Now, MOST systems that are set up for IDE (PATA) drives use an IDE cable with 80 wires in its ribbon, and THREE connectors on it in total. ONE of these (typically BLUE) goes to the mobo IDE port. ONE (typically BLACK) is on the other end of the cable and should be used for the device set to be the port MASTER. The third connector (typically GREY) in the middle of the cable is for the second device and should be used for the Slave unit. You already have a DVD device on one IDE port that is set to Cable Select. In that mode, the MASTER device is whichever is connected to the Black END connector; the device on the middle Grey connector will be Slave if it also is set to Cable Select.

Does the cable from mobo to the existing IDE DVD unit have that middle Grey connector not currently in use? Then that is what you use to connect to the new adapter board. Otherwise you'd need a second IDE port and cable.

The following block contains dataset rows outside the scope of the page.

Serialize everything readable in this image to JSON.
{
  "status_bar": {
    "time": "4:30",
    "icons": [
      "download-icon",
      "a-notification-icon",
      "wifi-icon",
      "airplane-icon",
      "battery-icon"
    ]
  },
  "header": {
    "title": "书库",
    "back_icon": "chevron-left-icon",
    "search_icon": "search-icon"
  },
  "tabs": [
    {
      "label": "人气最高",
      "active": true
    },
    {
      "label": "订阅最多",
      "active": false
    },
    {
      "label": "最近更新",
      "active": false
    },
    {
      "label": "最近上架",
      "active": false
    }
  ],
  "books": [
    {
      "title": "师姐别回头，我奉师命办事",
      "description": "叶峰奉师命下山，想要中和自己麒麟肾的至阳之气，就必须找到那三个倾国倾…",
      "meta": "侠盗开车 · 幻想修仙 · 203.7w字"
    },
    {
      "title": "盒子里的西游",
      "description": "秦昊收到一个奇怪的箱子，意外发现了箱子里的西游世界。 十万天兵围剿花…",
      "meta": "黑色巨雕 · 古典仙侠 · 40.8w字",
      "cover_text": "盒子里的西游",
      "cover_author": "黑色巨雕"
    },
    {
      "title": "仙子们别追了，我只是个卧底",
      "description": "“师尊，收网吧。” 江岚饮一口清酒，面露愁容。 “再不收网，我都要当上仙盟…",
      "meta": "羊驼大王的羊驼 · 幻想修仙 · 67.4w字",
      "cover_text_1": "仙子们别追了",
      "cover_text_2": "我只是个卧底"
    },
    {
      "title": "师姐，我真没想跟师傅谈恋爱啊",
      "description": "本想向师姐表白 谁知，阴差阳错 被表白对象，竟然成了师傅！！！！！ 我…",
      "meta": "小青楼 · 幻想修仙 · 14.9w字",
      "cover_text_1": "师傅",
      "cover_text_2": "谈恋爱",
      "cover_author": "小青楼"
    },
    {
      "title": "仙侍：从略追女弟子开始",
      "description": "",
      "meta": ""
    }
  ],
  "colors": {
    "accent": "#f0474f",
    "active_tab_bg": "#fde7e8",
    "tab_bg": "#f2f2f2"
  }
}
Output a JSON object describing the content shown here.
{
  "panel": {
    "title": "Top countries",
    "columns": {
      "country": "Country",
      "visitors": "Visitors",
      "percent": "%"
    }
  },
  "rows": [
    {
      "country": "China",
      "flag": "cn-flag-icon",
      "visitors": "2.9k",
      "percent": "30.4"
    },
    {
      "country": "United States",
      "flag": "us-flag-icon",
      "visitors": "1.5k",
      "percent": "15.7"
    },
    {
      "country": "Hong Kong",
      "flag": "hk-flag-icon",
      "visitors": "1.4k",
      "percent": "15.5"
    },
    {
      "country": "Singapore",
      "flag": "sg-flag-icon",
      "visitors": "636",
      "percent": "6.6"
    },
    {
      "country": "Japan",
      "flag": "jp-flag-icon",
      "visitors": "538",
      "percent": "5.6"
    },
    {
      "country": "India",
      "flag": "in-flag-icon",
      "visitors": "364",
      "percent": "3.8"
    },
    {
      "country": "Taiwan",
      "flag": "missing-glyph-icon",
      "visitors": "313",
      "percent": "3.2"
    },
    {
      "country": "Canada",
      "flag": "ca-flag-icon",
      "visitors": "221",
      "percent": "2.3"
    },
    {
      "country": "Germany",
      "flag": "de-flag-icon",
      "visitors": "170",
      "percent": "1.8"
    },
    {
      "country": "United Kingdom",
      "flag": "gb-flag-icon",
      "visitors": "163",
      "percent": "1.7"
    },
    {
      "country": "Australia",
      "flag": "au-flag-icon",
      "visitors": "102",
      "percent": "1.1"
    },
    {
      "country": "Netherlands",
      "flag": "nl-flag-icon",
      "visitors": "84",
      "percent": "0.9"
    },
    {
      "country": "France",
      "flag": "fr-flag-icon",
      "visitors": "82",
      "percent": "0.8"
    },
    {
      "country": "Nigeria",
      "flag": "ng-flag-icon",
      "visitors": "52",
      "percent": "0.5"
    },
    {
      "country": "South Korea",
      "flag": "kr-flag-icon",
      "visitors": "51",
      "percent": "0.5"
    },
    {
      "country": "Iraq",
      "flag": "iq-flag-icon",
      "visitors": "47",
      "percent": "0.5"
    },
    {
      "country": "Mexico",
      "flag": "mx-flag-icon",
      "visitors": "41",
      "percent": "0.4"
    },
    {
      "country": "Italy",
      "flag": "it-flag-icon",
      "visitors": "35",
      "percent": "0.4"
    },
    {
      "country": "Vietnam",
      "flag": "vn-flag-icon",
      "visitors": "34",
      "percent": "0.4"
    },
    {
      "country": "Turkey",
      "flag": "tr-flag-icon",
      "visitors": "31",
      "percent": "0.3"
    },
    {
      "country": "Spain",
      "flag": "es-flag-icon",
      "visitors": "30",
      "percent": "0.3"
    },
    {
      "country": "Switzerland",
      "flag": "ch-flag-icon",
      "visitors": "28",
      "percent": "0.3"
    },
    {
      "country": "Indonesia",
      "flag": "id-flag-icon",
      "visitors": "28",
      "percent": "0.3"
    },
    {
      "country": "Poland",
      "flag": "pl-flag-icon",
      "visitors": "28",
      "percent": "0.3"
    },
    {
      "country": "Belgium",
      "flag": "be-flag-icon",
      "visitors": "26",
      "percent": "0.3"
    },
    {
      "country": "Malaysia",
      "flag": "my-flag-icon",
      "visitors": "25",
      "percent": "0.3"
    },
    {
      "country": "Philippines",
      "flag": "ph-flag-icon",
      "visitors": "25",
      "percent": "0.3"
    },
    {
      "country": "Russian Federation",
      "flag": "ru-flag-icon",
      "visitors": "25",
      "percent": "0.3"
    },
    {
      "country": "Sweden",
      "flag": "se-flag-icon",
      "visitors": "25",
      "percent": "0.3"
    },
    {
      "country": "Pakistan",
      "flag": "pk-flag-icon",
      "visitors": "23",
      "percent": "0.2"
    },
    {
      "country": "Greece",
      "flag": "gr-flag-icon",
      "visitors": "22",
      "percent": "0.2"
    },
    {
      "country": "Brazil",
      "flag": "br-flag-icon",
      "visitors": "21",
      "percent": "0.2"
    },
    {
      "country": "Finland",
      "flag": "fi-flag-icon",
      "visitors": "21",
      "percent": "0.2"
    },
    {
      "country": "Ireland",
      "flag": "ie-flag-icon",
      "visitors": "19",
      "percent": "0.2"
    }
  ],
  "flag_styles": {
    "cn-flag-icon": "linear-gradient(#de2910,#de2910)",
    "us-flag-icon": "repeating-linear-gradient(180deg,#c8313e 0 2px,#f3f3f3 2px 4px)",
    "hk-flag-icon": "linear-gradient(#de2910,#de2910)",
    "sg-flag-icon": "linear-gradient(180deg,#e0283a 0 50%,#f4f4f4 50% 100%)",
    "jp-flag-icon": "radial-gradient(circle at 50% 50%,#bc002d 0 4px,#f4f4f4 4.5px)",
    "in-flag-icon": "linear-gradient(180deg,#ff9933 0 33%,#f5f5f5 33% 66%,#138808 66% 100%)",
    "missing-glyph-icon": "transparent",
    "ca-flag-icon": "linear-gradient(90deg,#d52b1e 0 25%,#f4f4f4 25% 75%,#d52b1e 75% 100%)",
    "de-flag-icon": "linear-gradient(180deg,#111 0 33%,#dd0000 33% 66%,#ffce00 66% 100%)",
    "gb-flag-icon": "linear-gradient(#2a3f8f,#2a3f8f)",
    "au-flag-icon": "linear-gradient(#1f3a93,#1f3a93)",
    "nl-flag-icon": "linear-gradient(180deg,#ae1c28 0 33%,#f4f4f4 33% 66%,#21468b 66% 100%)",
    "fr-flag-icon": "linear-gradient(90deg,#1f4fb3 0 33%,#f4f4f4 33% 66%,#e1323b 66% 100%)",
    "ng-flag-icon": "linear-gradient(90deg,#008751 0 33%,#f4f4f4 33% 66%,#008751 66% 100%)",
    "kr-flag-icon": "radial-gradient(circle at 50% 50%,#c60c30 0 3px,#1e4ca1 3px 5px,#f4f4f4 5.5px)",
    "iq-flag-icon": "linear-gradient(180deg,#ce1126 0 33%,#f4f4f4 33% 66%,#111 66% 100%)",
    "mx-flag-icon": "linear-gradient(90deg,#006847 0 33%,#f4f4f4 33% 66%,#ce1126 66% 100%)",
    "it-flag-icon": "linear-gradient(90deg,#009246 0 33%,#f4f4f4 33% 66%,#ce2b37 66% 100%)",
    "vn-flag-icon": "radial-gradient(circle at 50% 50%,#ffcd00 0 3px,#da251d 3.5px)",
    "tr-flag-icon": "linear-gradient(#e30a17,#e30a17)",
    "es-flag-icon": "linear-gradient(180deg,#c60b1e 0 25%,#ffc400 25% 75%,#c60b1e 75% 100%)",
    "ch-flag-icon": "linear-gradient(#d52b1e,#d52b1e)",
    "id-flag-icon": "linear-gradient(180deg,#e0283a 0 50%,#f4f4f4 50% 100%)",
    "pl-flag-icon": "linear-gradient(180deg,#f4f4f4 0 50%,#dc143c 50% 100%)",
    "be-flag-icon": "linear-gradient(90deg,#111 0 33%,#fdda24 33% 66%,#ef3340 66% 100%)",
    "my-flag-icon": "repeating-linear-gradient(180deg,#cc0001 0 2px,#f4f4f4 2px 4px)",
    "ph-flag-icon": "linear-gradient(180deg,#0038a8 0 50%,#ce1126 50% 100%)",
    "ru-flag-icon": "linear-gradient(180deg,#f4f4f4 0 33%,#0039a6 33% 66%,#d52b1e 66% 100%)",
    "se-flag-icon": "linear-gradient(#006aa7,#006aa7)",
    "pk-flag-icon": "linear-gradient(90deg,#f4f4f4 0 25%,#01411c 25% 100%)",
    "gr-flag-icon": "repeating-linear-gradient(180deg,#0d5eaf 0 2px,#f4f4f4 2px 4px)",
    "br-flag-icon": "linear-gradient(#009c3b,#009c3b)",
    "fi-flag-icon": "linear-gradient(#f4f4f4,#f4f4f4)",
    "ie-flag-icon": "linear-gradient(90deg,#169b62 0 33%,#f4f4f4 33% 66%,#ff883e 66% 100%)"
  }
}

Now, when two devices are on one port and cable, which device is Master does not matter for most things. HOWEVER, the manual for the board recommends that, IF you ever will try to use one of the devices on the IDE port to BOOT from (say, a bootable disk with utilities or an Install Disk for an OS), then that particular drive must be the Master of the IDE port.

So, assuming you are using one IDE port and cable for the two devices, your simplest path when you are not sure whether you can use the Cable Select option with the new unit is this. Change the jumper on the existing DVD drive to Master, and ensure it is plugged into the Black connector on the cable end. Set the jumper on the new adapter board to Slave and connect it to the Grey middle connector on the IDE ribbon cable. This ensures the two devices are identified differently and connected to the normal connetors on the cable. It also ensures that, if ever you are trying to BOOT from an optical disk, you CAN boot from the DVD drive (which is now the IDE port Master), but not from the Blue-Ray unit.